Not let us establish link between Ayurveda and Yoga. Both, Ayurveda and Yoga have same purpose; to promote health and get rid of diseases by restoring balance amongst its three fold natural elements of vata, pitta and kapha. Since the origin of Vedic Age, the Ayurveda and Yoga are being practised. Yoga has multifarious benefits including mental and physical rejuvenation, increased focus on things, prolonged existence and mental endurance. Yogic Asna linked with Ayurvedic principles are numerously manifold in sense of their technical modes and therapeutic use.
Meditation is a practice in which an individual trains the mind or induces a mode of consciousness, either to realize some benefit or for the mind to simply acknowledge its content without becoming identified with that content, or as an end in itself.
The philosophy and practice of Ayurveda is not only limited to restore balance among biological humours and ease the diseases state of the human body but it also targets spiritual growth. Since ancient immemorial, Ayurveda has been teaching us to keep in a state of equilibrium and to get rid of extremes so that the central nervous system can feel the existence of the Almighty or Divine. Thus, following Ayurvedic principles together with the practice of meditation, one can avoid diseases altogether and embark on the spiritual evolution beyond the elements of fire, air and water.
Vipassana, which means to see things as they really are, is one of India's most ancient techniques of meditation. It was taught in India more than 2500 years ago as a universal remedy for universal diseases.
An alarming awareness has been observed in health and natural measures among people by Yoga and Pranayama which has been proven an effective method for boosting health in addition to prevention and management of diseases.
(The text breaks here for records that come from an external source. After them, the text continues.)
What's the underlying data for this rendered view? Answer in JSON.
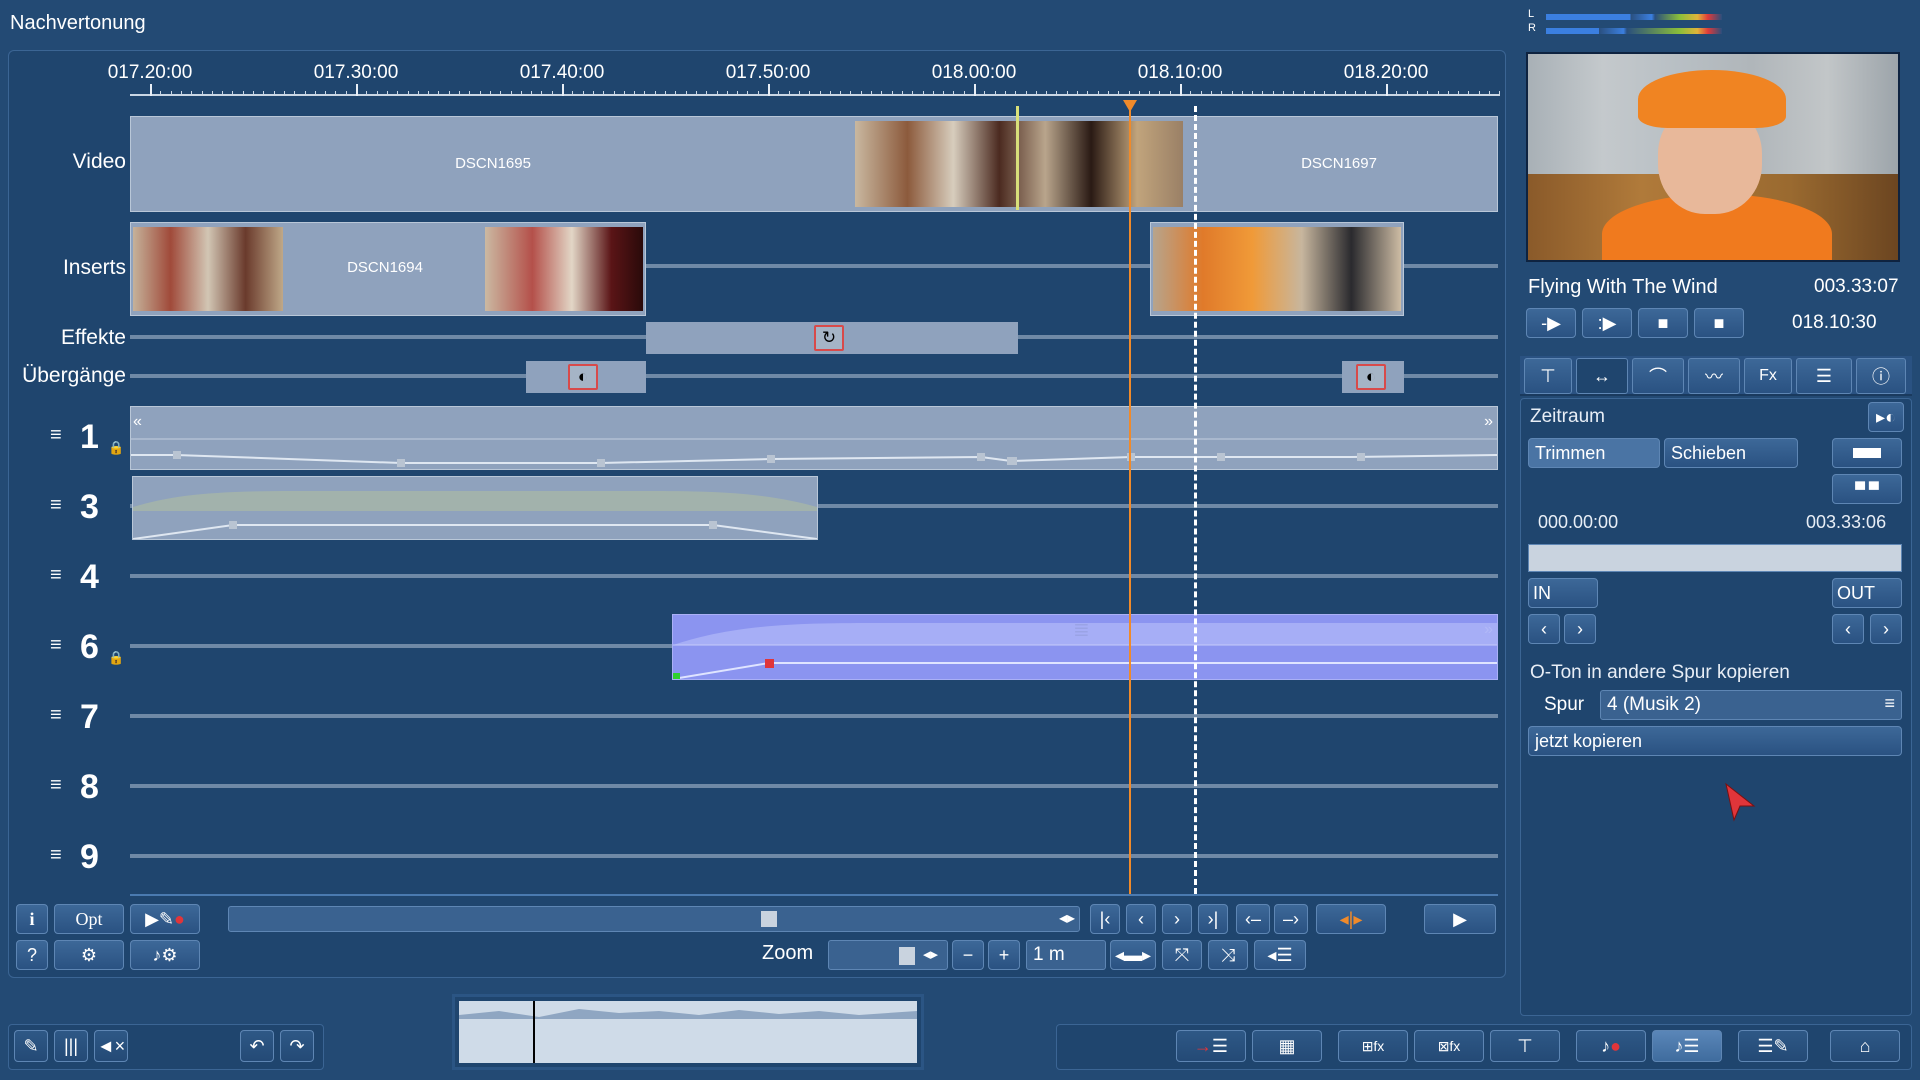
{
  "app": {
    "title": "Nachvertonung"
  },
  "ruler": {
    "labels": [
      "017.20:00",
      "017.30:00",
      "017.40:00",
      "017.50:00",
      "018.00:00",
      "018.10:00",
      "018.20:00"
    ]
  },
  "tracks": {
    "video": {
      "label": "Video",
      "clips": [
        "DSCN1695",
        "DSCN1697"
      ]
    },
    "inserts": {
      "label": "Inserts",
      "clips": [
        "DSCN1694"
      ]
    },
    "effects": {
      "label": "Effekte"
    },
    "transitions": {
      "label": "Übergänge"
    },
    "audio": [
      {
        "number": "1",
        "locked": true
      },
      {
        "number": "3",
        "locked": false
      },
      {
        "number": "4",
        "locked": false
      },
      {
        "number": "6",
        "locked": true
      },
      {
        "number": "7",
        "locked": false
      },
      {
        "number": "8",
        "locked": false
      },
      {
        "number": "9",
        "locked": false
      }
    ],
    "scroll_left": "«",
    "scroll_right": "»"
  },
  "toolbar": {
    "info": "i",
    "opt": "Opt",
    "help": "?",
    "zoom_label": "Zoom",
    "zoom_value": "1 m",
    "minus": "−",
    "plus": "+"
  },
  "preview": {
    "title": "Flying With The Wind",
    "duration": "003.33:07",
    "position": "018.10:30"
  },
  "meters": {
    "left": "L",
    "right": "R"
  },
  "panel": {
    "section": "Zeitraum",
    "trim_label": "Trimmen",
    "shift_label": "Schieben",
    "start_time": "000.00:00",
    "end_time": "003.33:06",
    "in_label": "IN",
    "out_label": "OUT",
    "copy_heading": "O-Ton in andere Spur kopieren",
    "track_label": "Spur",
    "track_value": "4 (Musik 2)",
    "copy_button": "jetzt kopieren",
    "fx_tab": "Fx"
  },
  "colors": {
    "background": "#234a74",
    "playhead": "#f08a2a",
    "selected_audio": "#8b94f0",
    "clip": "#8fa2bd"
  }
}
With increasing scientific research in Yoga, its therapeutic aspects are also being explored. Yoga is reported to reduce stress and anxiety, improves autonomic functions by triggering neurohormonal mechanisms by the suppression of sympathetic activity, and even, now-a-days, several reports explains Yoga is beneficial for physical health of cancer patients.
Many clinical studies have studied and proved efficacy of specific Yoga postures in anxiety, arthritis, asthma, cardiovascular diseases, chronic pain, depression, diabetes, irritable bowel syndrome, menopause, premature ejaculation and prenatal health. Because of its nature, scientific research on Yoga is published in a wide variety of journals. Over 80 journals of varying quality and accessibility in at least 15 countries contain one or more article. Just fewer than 50% of studies are published in Indian journals. Another 25+% appear in US journals.
Asthanga Yoga comprises eight aspects: yama (universal ethics), niyama (individual ethics), asana (physical postures), pranayama (breath control), pratyahara (control of the senses), dharana (concentration), dyana (meditation), and samadhi (bliss). Each limb is connected with the whole, in the same way that bodily limbs are all connected. If someone pulls the body by the leg, the rest of the body will automatically follow. In the same way, when one pulls one of the eight limbs of yoga, the others will naturally come. They are not stages to be achieved in succession.
Morarji Desai National Institute of Yoga is an autonomous Institution fully funded by Govt. of India, Ministry of Health and Family Welfare, Department of AYUSH. The institute is involved for planning, training, promotion and coordination of Yoga education, training, therapy and research in all its aspects.